■ Problem to solve: Which lines below mention "true"? Pick each one out.

*** Opening Extracted entries ***

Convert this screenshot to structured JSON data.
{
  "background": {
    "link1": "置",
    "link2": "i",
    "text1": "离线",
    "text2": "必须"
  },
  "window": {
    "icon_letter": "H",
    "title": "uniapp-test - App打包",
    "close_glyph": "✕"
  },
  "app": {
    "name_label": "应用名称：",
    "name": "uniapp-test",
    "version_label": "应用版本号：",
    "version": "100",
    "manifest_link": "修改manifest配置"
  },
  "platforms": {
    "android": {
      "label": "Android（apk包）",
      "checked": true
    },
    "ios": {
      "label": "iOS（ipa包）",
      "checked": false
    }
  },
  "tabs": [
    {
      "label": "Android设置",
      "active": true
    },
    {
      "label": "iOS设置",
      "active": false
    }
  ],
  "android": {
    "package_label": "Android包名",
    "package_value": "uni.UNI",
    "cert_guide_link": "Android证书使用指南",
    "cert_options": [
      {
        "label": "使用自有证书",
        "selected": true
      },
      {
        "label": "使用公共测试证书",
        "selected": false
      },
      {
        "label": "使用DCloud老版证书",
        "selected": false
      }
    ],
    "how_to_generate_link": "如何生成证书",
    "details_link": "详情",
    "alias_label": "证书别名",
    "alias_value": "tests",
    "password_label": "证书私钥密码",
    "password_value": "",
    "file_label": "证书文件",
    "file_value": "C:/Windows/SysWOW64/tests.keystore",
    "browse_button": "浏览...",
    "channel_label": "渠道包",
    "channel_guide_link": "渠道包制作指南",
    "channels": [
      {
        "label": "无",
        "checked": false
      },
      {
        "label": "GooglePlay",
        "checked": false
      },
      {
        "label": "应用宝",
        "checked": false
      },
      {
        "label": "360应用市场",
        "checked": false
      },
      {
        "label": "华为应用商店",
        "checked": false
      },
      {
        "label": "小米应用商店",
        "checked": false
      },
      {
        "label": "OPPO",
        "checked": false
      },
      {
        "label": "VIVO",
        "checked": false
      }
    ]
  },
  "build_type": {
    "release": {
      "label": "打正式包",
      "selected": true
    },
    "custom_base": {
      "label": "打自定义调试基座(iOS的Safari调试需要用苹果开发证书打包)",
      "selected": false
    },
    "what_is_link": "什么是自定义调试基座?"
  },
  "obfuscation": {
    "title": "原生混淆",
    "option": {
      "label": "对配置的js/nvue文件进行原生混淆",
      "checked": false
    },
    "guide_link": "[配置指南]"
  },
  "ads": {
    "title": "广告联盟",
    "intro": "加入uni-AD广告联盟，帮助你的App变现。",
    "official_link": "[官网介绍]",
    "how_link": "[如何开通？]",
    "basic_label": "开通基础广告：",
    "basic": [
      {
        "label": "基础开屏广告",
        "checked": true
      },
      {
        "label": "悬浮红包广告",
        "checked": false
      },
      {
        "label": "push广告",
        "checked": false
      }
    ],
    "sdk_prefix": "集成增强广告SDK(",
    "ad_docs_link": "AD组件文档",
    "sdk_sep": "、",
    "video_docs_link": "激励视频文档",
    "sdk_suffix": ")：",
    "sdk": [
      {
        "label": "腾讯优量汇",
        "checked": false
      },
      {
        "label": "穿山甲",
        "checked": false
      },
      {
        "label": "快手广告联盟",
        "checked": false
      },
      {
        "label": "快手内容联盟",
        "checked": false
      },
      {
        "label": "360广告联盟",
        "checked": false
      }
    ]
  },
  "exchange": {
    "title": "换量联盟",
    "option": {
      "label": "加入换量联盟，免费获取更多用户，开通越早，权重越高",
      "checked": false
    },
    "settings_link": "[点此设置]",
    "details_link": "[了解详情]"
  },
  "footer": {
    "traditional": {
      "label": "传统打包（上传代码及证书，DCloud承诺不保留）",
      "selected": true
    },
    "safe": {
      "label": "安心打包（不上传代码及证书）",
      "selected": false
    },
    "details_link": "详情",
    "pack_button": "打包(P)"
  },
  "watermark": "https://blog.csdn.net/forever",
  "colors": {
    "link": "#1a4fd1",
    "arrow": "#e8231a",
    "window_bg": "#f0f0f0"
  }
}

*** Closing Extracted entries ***

■ Task result:
      "checked": true
      "active": true
        "selected": true
      "selected": true
        "checked": true
      "selected": true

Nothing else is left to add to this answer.